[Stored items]
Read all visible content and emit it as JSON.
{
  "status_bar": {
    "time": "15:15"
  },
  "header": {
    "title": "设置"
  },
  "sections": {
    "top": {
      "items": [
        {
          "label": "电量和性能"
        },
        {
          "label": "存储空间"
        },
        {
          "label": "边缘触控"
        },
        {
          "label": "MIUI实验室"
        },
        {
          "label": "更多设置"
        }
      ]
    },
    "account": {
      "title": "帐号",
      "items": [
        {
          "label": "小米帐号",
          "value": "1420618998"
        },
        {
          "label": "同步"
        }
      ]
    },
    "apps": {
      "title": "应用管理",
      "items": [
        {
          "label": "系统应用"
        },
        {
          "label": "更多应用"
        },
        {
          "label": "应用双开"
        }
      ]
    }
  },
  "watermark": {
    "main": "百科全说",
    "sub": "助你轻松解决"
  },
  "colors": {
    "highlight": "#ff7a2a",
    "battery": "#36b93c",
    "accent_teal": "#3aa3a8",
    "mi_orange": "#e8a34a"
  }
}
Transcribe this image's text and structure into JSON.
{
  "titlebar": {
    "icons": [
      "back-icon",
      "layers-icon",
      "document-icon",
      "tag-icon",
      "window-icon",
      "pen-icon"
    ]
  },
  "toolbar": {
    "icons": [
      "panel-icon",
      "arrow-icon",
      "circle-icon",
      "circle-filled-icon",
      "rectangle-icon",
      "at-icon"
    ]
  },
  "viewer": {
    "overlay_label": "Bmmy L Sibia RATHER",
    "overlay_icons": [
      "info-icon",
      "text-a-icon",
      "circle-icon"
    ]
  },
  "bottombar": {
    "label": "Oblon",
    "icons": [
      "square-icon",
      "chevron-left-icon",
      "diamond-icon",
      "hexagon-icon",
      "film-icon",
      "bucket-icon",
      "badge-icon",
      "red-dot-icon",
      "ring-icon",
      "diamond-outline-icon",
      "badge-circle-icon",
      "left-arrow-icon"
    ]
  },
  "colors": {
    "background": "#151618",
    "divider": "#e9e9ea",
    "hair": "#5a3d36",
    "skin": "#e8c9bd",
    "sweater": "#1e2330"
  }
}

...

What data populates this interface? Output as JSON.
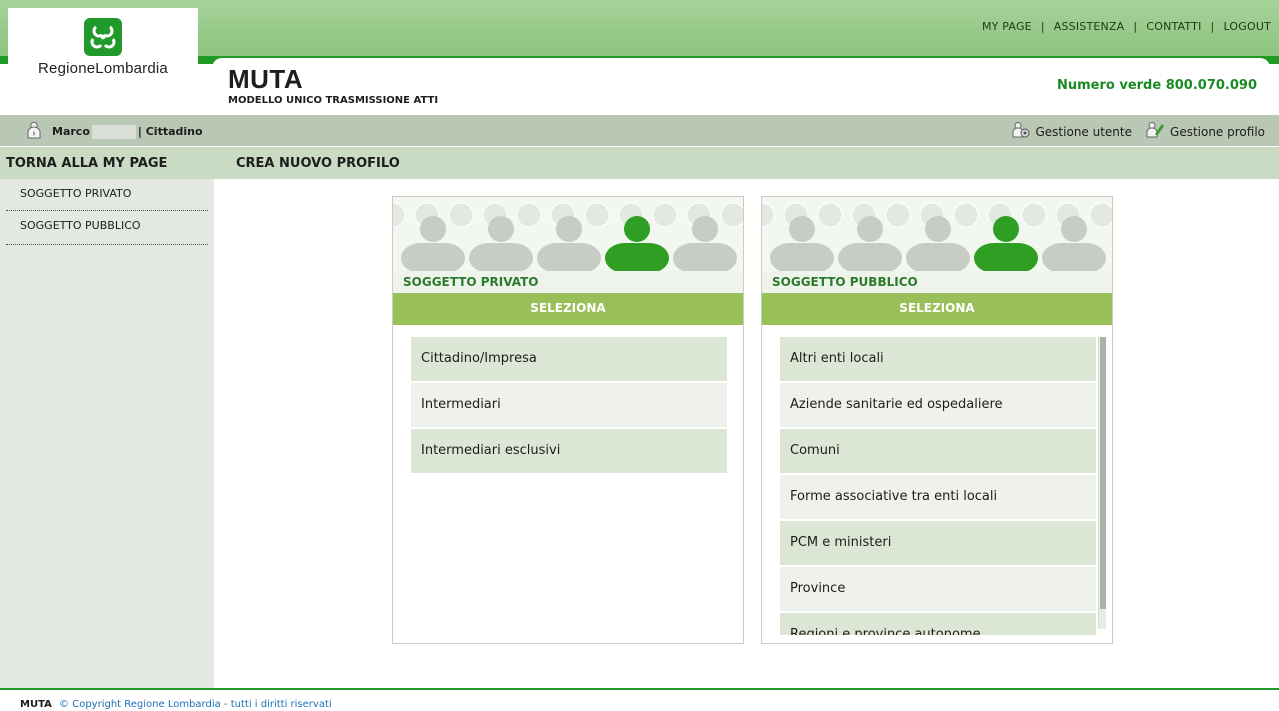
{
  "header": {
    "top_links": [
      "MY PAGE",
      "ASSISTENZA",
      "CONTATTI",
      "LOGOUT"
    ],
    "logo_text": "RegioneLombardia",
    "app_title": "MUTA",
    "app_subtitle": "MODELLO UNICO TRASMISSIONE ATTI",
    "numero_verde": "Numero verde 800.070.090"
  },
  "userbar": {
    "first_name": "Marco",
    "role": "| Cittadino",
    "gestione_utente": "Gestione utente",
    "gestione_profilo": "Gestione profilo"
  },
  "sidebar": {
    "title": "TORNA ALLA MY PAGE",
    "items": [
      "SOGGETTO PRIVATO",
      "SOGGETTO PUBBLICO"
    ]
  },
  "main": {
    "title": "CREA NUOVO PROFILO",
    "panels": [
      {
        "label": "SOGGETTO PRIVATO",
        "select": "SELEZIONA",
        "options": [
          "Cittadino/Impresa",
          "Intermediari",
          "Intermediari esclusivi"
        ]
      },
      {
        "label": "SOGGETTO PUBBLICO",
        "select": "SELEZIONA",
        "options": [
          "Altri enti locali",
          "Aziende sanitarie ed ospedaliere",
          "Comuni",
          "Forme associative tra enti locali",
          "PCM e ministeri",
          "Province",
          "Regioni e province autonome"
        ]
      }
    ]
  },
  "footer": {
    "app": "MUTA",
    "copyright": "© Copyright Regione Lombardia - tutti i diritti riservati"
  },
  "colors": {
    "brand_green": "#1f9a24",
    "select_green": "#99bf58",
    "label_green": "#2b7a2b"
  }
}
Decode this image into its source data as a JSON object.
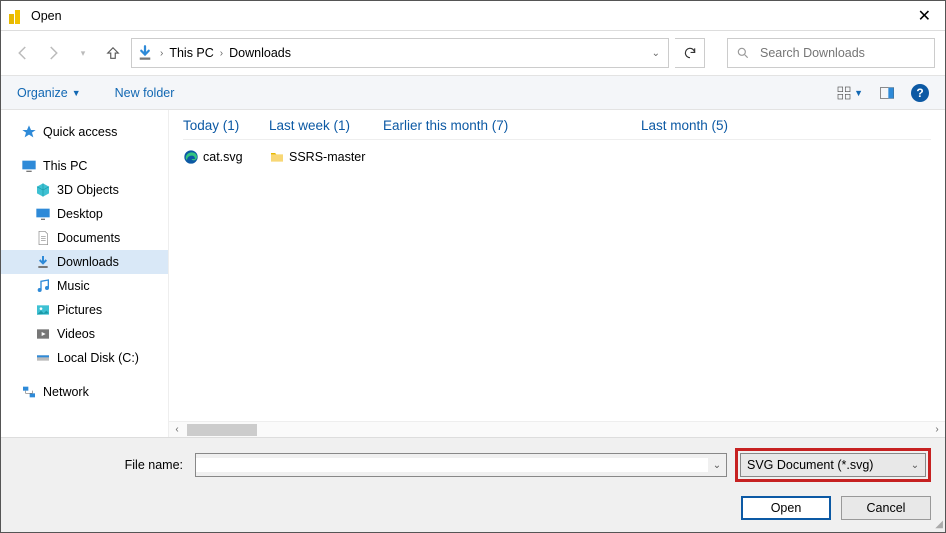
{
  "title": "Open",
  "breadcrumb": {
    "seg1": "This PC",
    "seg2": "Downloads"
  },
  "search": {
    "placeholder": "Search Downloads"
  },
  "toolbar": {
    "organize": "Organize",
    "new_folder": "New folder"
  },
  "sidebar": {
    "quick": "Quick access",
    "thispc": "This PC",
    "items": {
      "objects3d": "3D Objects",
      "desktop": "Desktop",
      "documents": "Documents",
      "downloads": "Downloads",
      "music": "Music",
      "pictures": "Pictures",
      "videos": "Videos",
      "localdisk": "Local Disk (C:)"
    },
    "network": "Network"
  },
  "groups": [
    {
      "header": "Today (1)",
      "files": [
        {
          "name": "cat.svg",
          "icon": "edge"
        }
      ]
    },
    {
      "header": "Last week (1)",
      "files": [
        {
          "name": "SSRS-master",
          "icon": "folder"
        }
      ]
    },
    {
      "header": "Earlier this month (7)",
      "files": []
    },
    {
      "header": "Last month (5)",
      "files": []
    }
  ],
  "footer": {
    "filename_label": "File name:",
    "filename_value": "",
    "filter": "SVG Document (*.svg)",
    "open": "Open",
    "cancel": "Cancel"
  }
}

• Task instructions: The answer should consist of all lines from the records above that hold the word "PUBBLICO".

• Solution to this task:
      "SOGGETTO PUBBLICO"
        "label": "SOGGETTO PUBBLICO",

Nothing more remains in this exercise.